Abdel Irada: <<> Converging vectors <>>
This is an interesting sort of position. At first glance, White's advantage is minimal; Black's sole weakness appears to be his rather congested minor pieces.
Then we note points, and experience points to a focus: g7. This is a matter of vectors.
We already have one rook bearing down on the target square vertically, and the other is poised to line up against it horizontally.
Since this *is* a puzzle, the first thought is to sacrifice the exchange. But this doesn't work out after (a) 34. Rxg7?, Kxg7 35. e6, f6 36. Rb7, Kg8, when White has nothing and plenty of it.
But now another idea comes: What, then, if we reverse the order of rook moves?
<<> 34. Rb7! ... >
This isn't a spectacular sacrifice, although it does offer a pawn. But does Black really threaten to take it?
< (1) 34. ...Rxa2?!
35. Kb3, Ra6 >
Also possible is (b) 35. ...Rf2 36. Rf4, Rd3 37. R4xf7, Ke8 38. Rxg7, R2xf3 39. Rb8, Rd8 40. Rxd8, Kxd8 41. Rxh7 , when White has an extra piece.
< 36. e6 >
This move is cyanide. Black perishes after (c) 36. ...Bxc3? 37. Rxf7, Ke8 38. Rg8, Nf8 39. Rgxf8#, (d) 36. ...Nf6 37. Rxf7 (also good is 37. e7), (e) 36. ...Rd3 37. Rxf7.
This seems to suggest that Black doesn't have time to grab the pawn, so what else can he do?
< (2) 34. ...Re6?! >
This is meant to stop the tactics by holding back White's e-pawn. But it allows
< 35. Rxa7 >

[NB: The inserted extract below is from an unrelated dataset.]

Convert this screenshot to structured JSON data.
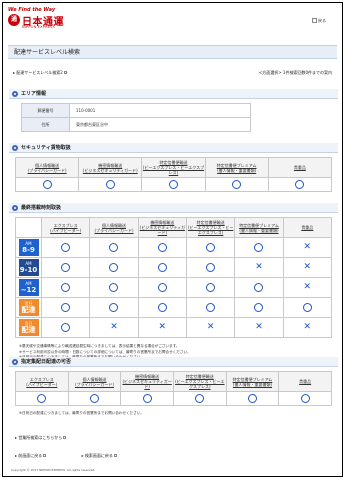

Having offered an a-pawn, White now wins one of the same. This outside passed pawn might or might not suffice to bring home the victory, but White has another threat that will force material off the board advantageously: 36. Rf4.
Combined, these advantages in the hands of a Kasparov are daunting.

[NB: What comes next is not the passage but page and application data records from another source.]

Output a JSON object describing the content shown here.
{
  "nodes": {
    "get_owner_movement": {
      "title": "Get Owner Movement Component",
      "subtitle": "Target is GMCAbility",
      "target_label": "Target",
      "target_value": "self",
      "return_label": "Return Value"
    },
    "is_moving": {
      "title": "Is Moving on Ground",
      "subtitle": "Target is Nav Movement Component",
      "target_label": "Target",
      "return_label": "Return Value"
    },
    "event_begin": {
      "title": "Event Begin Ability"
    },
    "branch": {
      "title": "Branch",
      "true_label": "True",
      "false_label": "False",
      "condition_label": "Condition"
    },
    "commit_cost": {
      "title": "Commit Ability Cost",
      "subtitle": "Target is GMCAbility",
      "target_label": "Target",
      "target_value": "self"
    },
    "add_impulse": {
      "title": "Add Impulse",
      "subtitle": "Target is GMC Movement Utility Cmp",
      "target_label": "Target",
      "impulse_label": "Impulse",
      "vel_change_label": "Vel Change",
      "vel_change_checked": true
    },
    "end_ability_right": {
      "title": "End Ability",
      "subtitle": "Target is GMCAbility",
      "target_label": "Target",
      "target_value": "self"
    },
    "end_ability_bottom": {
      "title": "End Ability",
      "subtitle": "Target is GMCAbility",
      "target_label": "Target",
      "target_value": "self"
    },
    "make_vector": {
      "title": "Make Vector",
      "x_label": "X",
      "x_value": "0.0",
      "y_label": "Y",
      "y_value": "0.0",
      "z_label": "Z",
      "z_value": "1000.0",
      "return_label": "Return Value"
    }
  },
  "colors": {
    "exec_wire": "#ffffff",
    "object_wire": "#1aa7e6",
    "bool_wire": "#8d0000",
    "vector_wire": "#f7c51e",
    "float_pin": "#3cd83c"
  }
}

< (3) 34. ...Re8 >
This is intended to stop White's e6 without losing the a-pawn.
< 35. Rxg7, Kxg7
36. e6, Kg6
37. Rxf7, Nf8 >
Not (f) 37. ...Raxe6?/Rexe6? 38. Rg7 and White wins a piece.
< 38. Ne5, Kh5
39. Rf5, Kxh4
40. Rxf8! >
White wins a piece after 40. ...Rxf8 41. Ng6
Sometimes the merit of the first idea can be seen only in the outcome of the second.
But in all cases, to the vector goes the spoils.